### [Task objective]
Please figure out how many lines in the material contain "this", and give only that number.
------------------------
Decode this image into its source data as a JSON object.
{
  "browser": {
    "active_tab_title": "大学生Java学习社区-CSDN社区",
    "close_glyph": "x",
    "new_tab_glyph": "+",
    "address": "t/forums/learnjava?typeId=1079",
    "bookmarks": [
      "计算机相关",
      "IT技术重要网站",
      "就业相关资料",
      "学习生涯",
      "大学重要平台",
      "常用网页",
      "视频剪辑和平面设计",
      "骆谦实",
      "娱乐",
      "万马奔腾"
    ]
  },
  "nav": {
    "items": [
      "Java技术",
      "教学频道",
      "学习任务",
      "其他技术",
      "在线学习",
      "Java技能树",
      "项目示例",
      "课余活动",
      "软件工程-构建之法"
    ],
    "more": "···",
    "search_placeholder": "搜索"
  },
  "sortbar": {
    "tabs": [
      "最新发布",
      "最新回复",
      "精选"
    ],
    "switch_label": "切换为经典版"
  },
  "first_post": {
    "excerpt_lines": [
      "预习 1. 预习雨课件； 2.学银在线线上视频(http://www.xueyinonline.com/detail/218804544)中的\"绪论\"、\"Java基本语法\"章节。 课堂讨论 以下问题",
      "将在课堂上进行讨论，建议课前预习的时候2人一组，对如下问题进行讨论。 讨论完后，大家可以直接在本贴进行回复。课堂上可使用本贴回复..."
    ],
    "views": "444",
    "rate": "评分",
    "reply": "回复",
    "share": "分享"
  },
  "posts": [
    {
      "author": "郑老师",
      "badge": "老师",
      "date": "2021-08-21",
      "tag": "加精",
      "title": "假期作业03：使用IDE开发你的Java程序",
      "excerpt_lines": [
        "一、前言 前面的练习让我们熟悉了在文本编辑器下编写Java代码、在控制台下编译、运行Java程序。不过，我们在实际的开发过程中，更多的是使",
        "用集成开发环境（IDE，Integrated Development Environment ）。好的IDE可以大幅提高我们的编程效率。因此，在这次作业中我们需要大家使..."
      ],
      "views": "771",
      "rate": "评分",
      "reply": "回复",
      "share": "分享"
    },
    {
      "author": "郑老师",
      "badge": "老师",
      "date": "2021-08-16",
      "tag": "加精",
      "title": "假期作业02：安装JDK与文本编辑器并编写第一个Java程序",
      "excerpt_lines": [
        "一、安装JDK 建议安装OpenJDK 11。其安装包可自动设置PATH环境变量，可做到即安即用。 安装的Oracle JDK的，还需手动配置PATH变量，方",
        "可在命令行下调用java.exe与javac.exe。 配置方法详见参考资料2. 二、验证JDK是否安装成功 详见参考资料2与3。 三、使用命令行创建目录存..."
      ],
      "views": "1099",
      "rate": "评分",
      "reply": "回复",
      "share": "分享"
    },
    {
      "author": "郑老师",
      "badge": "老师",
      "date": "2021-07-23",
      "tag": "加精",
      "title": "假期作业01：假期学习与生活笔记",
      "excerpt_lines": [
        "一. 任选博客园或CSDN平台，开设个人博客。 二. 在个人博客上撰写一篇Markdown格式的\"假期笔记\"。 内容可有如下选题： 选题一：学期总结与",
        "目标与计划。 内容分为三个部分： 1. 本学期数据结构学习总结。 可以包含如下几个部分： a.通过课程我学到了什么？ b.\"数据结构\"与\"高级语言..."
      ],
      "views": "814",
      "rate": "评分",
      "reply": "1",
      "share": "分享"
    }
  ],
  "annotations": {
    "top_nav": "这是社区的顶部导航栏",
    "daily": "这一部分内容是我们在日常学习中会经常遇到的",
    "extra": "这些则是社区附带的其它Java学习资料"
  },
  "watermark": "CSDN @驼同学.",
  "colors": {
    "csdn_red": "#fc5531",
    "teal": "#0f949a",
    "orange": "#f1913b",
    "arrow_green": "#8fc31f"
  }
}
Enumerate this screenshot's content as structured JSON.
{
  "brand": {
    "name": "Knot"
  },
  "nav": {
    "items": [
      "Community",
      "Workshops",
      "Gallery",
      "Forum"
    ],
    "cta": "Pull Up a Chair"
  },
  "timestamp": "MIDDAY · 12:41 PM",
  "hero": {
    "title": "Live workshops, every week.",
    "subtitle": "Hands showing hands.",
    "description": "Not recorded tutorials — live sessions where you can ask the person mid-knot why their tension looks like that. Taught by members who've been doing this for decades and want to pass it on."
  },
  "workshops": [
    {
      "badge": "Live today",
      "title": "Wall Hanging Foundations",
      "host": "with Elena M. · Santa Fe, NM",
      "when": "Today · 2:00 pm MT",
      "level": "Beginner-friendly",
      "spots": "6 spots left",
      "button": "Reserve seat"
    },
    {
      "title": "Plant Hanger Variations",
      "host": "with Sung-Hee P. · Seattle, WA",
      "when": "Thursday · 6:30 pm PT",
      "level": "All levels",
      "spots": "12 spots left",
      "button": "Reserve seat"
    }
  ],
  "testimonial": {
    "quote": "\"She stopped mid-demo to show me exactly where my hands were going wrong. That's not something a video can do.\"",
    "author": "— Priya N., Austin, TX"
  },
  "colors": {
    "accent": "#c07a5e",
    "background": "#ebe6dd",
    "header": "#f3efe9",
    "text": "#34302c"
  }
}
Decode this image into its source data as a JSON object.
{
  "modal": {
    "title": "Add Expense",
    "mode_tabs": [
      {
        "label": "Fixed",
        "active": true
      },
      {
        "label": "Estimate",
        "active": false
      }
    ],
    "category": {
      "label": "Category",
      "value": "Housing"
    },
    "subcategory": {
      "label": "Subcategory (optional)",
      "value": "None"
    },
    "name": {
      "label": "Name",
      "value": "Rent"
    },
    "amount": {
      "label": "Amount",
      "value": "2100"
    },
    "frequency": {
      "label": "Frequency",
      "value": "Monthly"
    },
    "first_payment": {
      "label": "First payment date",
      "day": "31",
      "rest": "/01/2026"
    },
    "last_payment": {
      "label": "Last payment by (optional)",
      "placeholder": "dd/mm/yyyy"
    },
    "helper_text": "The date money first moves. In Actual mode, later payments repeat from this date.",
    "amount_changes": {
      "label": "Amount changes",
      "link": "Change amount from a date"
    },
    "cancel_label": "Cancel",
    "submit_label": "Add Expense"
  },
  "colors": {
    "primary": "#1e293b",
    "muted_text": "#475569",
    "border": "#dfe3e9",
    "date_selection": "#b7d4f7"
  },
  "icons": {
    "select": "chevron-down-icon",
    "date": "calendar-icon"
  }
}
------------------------
### [Answer to the exercise]
5